But for a strange quirk of fate, Greg Mortenson probably would never have written "Three Cups of Tea." In the early 1990s while climbing K2, he fell and was critically injured. With care from Pakistanis living in a small, isolated village, he regained his strength and began his long walk home. Grateful for their help, he promised to return to help build a school for their children.
He was given entrée to each tribal leader he met along the way, and it was customary when they met to have "three cups of tea" during these visits. Councils of elders increased Mortenson's conviction for the great need for schools. His success and ongoing support empowered other villagers to begin to build schools and enable girls as well as boys to be educated in the heart of Taliban country.
"Stones into Schools" continues the story of Mortenson's efforts. While he was organizing construction of schools in Pakistan, a group of Afghans approached him about building schools in the secluded northeast area of their country. Recruiting local workers with funds from the Central Asia Institute (CAI), a nonprofit agency Mortenson had founded, he and his crew built more than 130 schools in Afghanistan and Pakistan, most of them for girls. Many of these schools were later destroyed by militant Taliban actions and the devastating earthquake in October 2005. After the quake, he and CAI helped rebuild numerous damaged schools. Currently, he advises the U.S. military, and his books are assigned reading in many university classes.
Mortenson's humanitarianism permeates his writing with a clear message about the importance of these schools. For almost 20 years, his projects have had a meaningful impact on the lives of people living in those countries. His stories come alive as he writes of their struggles.
He retains a significant involvement in the education of Middle Eastern children through his school-building efforts, his books, and the help of funds from CAI. Although he now makes only infrequent visits to Pakistan and Afghanistan, his time is filled with speaking engagements and fundraising from his Montana home, where he lives with his wife and two children.
These two books give readers an intimate view of the yearnings for education of those living in that underdeveloped, war-ravaged region.

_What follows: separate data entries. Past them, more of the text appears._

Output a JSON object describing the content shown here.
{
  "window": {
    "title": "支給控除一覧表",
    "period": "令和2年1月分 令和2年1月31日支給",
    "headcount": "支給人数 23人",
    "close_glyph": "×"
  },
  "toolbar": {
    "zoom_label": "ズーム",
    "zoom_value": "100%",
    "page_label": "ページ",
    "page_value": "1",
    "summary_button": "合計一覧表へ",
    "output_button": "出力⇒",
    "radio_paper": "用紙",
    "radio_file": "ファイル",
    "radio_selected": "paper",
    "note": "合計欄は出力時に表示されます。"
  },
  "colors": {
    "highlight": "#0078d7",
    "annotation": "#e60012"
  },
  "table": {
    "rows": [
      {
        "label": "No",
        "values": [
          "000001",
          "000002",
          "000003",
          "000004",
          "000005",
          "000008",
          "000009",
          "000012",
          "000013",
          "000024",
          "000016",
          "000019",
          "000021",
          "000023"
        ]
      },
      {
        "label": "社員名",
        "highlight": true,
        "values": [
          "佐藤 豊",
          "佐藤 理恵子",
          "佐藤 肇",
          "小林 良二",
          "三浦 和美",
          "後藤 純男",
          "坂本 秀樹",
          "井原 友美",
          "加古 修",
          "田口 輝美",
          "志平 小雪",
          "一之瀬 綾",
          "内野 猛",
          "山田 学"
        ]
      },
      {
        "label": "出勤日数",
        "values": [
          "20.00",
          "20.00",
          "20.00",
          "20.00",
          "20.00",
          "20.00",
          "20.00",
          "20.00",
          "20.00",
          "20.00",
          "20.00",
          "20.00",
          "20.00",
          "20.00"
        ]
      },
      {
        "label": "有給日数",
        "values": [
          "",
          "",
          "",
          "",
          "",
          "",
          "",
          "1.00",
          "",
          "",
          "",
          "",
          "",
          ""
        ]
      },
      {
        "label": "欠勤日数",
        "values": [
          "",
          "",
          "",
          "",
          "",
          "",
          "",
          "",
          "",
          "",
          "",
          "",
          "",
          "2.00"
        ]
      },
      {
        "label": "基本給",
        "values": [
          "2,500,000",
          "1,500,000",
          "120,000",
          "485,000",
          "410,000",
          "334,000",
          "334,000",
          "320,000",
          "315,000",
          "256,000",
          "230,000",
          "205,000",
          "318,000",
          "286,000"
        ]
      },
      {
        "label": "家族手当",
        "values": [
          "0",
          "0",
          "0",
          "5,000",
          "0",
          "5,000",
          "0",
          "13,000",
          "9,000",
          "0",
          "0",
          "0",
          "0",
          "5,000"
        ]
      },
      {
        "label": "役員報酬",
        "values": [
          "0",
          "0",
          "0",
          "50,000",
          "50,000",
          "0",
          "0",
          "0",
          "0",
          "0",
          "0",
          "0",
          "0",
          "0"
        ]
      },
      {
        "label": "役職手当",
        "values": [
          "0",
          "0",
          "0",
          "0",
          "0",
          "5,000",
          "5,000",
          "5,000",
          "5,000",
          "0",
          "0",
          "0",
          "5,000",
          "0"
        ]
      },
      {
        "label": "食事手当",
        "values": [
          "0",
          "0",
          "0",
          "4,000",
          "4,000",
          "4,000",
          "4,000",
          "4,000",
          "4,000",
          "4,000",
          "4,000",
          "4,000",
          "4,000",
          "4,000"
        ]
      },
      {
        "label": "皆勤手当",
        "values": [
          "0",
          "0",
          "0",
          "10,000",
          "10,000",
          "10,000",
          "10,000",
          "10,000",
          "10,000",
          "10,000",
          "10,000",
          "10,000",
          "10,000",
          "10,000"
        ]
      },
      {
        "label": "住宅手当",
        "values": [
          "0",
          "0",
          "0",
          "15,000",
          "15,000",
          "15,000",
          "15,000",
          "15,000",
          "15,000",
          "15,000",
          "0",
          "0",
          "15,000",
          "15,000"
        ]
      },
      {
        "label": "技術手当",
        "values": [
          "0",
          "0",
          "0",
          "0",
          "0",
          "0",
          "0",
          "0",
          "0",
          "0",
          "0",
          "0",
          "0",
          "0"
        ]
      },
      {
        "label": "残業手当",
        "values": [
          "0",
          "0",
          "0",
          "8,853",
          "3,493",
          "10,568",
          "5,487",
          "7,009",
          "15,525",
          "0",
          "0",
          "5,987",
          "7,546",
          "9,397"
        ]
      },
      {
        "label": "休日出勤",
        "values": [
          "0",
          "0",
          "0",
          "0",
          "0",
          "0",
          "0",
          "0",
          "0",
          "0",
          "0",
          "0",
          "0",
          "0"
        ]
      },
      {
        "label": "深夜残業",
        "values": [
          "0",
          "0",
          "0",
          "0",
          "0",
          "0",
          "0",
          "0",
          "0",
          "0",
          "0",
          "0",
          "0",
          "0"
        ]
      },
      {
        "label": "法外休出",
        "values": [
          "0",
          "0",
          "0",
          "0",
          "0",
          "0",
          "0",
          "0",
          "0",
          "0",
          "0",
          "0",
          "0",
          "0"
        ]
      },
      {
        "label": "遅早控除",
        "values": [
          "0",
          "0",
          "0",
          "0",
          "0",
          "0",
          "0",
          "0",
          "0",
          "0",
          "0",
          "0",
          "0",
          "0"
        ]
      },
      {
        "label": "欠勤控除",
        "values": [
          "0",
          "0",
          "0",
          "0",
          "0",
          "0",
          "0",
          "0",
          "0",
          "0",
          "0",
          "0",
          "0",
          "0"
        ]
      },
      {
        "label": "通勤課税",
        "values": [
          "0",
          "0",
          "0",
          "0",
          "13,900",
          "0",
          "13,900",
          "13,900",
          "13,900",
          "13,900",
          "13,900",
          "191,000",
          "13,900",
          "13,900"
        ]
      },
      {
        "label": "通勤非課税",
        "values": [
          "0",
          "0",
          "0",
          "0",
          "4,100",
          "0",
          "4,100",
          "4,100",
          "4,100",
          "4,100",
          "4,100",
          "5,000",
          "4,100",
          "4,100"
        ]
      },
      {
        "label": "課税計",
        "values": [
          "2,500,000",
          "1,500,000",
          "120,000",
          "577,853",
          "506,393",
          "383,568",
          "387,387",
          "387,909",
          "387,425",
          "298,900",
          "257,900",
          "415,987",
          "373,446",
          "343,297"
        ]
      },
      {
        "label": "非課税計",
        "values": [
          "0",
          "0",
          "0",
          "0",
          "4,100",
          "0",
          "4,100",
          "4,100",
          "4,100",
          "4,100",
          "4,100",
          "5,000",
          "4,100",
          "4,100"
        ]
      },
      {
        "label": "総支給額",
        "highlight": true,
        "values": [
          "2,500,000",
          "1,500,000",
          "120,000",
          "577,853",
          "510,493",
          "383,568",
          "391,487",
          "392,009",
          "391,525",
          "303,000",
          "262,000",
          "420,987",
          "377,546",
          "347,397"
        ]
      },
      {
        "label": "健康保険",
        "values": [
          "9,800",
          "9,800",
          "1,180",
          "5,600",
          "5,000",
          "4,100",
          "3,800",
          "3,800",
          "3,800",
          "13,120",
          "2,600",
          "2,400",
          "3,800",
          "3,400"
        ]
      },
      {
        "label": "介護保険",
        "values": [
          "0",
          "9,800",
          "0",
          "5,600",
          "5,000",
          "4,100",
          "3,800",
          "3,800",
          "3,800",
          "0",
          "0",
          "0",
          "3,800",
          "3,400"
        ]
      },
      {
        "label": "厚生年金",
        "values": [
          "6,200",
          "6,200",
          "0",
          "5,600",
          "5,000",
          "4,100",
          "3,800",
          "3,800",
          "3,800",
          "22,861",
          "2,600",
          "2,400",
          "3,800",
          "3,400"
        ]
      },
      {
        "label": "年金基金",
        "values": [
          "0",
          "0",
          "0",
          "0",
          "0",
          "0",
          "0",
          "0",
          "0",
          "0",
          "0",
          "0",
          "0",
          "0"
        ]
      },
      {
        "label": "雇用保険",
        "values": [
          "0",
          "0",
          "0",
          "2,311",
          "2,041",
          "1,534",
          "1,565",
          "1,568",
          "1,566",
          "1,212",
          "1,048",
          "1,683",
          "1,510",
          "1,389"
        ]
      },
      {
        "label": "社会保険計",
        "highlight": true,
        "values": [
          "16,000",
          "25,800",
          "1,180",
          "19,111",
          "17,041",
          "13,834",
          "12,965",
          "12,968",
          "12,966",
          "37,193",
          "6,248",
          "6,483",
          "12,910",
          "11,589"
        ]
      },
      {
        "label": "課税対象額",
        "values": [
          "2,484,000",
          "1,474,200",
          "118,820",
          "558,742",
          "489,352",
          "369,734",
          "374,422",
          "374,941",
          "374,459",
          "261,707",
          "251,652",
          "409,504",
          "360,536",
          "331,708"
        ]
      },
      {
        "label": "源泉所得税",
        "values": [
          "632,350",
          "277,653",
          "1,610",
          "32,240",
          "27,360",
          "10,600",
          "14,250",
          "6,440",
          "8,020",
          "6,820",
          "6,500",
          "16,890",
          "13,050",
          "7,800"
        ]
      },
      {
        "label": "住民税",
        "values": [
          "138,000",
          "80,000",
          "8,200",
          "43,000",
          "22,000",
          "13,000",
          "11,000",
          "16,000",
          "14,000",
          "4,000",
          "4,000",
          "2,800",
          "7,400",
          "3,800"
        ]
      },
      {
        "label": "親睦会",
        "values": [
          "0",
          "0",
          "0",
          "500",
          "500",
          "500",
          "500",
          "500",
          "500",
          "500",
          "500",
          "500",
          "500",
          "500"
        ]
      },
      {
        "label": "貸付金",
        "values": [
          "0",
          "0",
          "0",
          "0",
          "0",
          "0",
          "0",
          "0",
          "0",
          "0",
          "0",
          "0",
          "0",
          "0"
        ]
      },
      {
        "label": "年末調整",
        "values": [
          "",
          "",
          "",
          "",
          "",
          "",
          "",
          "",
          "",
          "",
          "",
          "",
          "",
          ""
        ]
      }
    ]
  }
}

After raising three children, Phyllis Cairns has spent the past 30-plus years in publishing as project manager, editor, and proofreader. She lives at ABHOW's Pilgrim Haven Retirement Community in Los Altos, Calif.